* Task requirements: Look through the data below, and copy each line that carries the word "schema".

Data entries:
☆ ☆ ☆ ☆ ☆ ☆ ☆

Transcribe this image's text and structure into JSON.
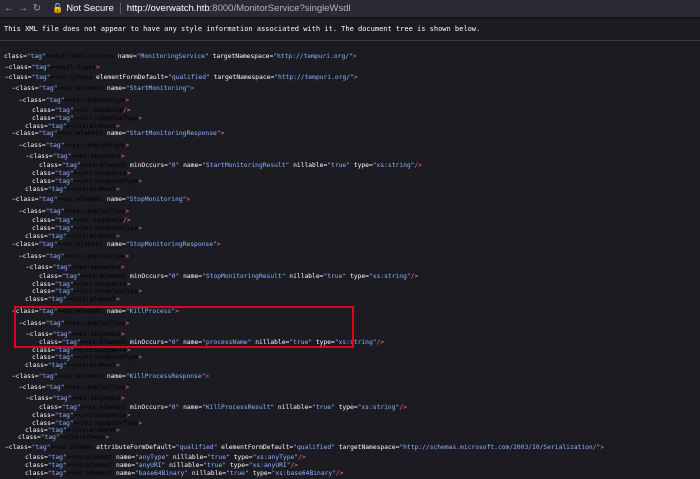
{
  "browser": {
    "security_label": "Not Secure",
    "url_host": "http://overwatch.htb",
    "url_rest": ":8000/MonitorService?singleWsdl"
  },
  "info_text": "This XML file does not appear to have any style information associated with it. The document tree is shown below.",
  "xml_lines": [
    {
      "text": "<wsdl:definitions name=\"MonitoringService\" targetNamespace=\"http://tempuri.org/\">"
    },
    {
      "text": "<wsdl:types>"
    },
    {
      "text": "<xs:schema elementFormDefault=\"qualified\" targetNamespace=\"http://tempuri.org/\">"
    },
    {
      "text": "<xs:element name=\"StartMonitoring\">"
    },
    {
      "text": "<xs:complexType>"
    },
    {
      "text": "<xs:sequence/>"
    },
    {
      "text": "</xs:complexType>"
    },
    {
      "text": "</xs:element>"
    },
    {
      "text": "<xs:element name=\"StartMonitoringResponse\">"
    },
    {
      "text": "<xs:complexType>"
    },
    {
      "text": "<xs:sequence>"
    },
    {
      "text": "<xs:element minOccurs=\"0\" name=\"StartMonitoringResult\" nillable=\"true\" type=\"xs:string\"/>"
    },
    {
      "text": "</xs:sequence>"
    },
    {
      "text": "</xs:complexType>"
    },
    {
      "text": "</xs:element>"
    },
    {
      "text": "<xs:element name=\"StopMonitoring\">"
    },
    {
      "text": "<xs:complexType>"
    },
    {
      "text": "<xs:sequence/>"
    },
    {
      "text": "</xs:complexType>"
    },
    {
      "text": "</xs:element>"
    },
    {
      "text": "<xs:element name=\"StopMonitoringResponse\">"
    },
    {
      "text": "<xs:complexType>"
    },
    {
      "text": "<xs:sequence>"
    },
    {
      "text": "<xs:element minOccurs=\"0\" name=\"StopMonitoringResult\" nillable=\"true\" type=\"xs:string\"/>"
    },
    {
      "text": "</xs:sequence>"
    },
    {
      "text": "</xs:complexType>"
    },
    {
      "text": "</xs:element>"
    },
    {
      "text": "<xs:element name=\"KillProcess\">"
    },
    {
      "text": "<xs:complexType>"
    },
    {
      "text": "<xs:sequence>"
    },
    {
      "text": "<xs:element minOccurs=\"0\" name=\"processName\" nillable=\"true\" type=\"xs:string\"/>"
    },
    {
      "text": "</xs:sequence>"
    },
    {
      "text": "</xs:complexType>"
    },
    {
      "text": "</xs:element>"
    },
    {
      "text": "<xs:element name=\"KillProcessResponse\">"
    },
    {
      "text": "<xs:complexType>"
    },
    {
      "text": "<xs:sequence>"
    },
    {
      "text": "<xs:element minOccurs=\"0\" name=\"KillProcessResult\" nillable=\"true\" type=\"xs:string\"/>"
    },
    {
      "text": "</xs:sequence>"
    },
    {
      "text": "</xs:complexType>"
    },
    {
      "text": "</xs:element>"
    },
    {
      "text": "</xs:schema>"
    },
    {
      "text": "<xs:schema attributeFormDefault=\"qualified\" elementFormDefault=\"qualified\" targetNamespace=\"http://schemas.microsoft.com/2003/10/Serialization/\">"
    },
    {
      "text": "<xs:element name=\"anyType\" nillable=\"true\" type=\"xs:anyType\"/>"
    },
    {
      "text": "<xs:element name=\"anyURI\" nillable=\"true\" type=\"xs:anyURI\"/>"
    },
    {
      "text": "<xs:element name=\"base64Binary\" nillable=\"true\" type=\"xs:base64Binary\"/>"
    }
  ]
}
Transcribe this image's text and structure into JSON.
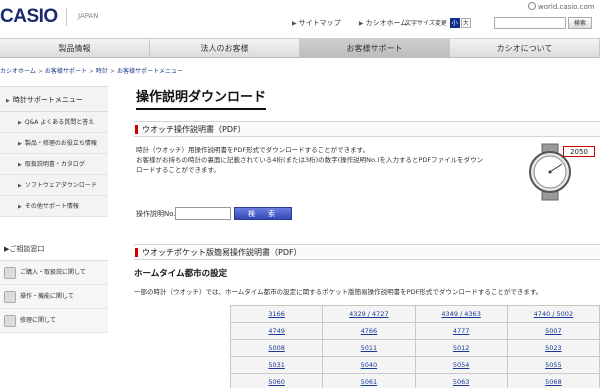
{
  "header": {
    "logo": "CASIO",
    "region": "JAPAN",
    "domain": "world.casio.com",
    "links": [
      "サイトマップ",
      "カシオホーム"
    ],
    "font_size_label": "文字サイズ変更",
    "font_size_options": [
      "小",
      "大"
    ],
    "search_button": "検索"
  },
  "gnav": [
    "製品情報",
    "法人のお客様",
    "お客様サポート",
    "カシオについて"
  ],
  "breadcrumb": [
    "カシオホーム",
    "お客様サポート",
    "時計",
    "お客様サポートメニュー"
  ],
  "sidebar": {
    "menu_title": "時計サポートメニュー",
    "items": [
      "Q&A よくある質問と答え",
      "製品・修理のお役立ち情報",
      "取扱説明書・カタログ",
      "ソフトウェアダウンロード",
      "その他サポート情報"
    ],
    "contact_title": "ご相談窓口",
    "contact_items": [
      "ご購入・取扱説に関して",
      "操作・機能に関して",
      "修理に関して"
    ]
  },
  "main": {
    "page_title": "操作説明ダウンロード",
    "section1_title": "ウオッチ操作説明書（PDF）",
    "section1_desc": [
      "時計（ウオッチ）用操作説明書をPDF形式でダウンロードすることができます。",
      "お客様がお持ちの時計の裏面に記載されている4桁(または3桁)の数字(操作説明No.)を入力するとPDFファイルをダウン",
      "ロードすることができます。"
    ],
    "watch_code": "2050",
    "model_label": "操作説明No.",
    "model_value": "",
    "search_button": "検　索",
    "section2_title": "ウオッチポケット版簡易操作説明書（PDF）",
    "subsection_title": "ホームタイム都市の設定",
    "section2_desc": "一部の時計（ウオッチ）では、ホームタイム都市の設定に関するポケット版簡易操作説明書をPDF形式でダウンロードすることができます。",
    "models": [
      [
        "3166",
        "4329 / 4727",
        "4349 / 4363",
        "4740 / 5002"
      ],
      [
        "4749",
        "4766",
        "4777",
        "5007"
      ],
      [
        "5008",
        "5011",
        "5012",
        "5023"
      ],
      [
        "5031",
        "5040",
        "5054",
        "5055"
      ],
      [
        "5060",
        "5061",
        "5063",
        "5068"
      ]
    ]
  }
}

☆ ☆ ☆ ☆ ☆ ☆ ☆

* Written answer:
      "text": "<xs:schema elementFormDefault=\"qualified\" targetNamespace=\"http://tempuri.org/\">"
      "text": "</xs:schema>"
      "text": "<xs:schema attributeFormDefault=\"qualified\" elementFormDefault=\"qualified\" targetNamespace=\"http://schemas.microsoft.com/2003/10/Serialization/\">"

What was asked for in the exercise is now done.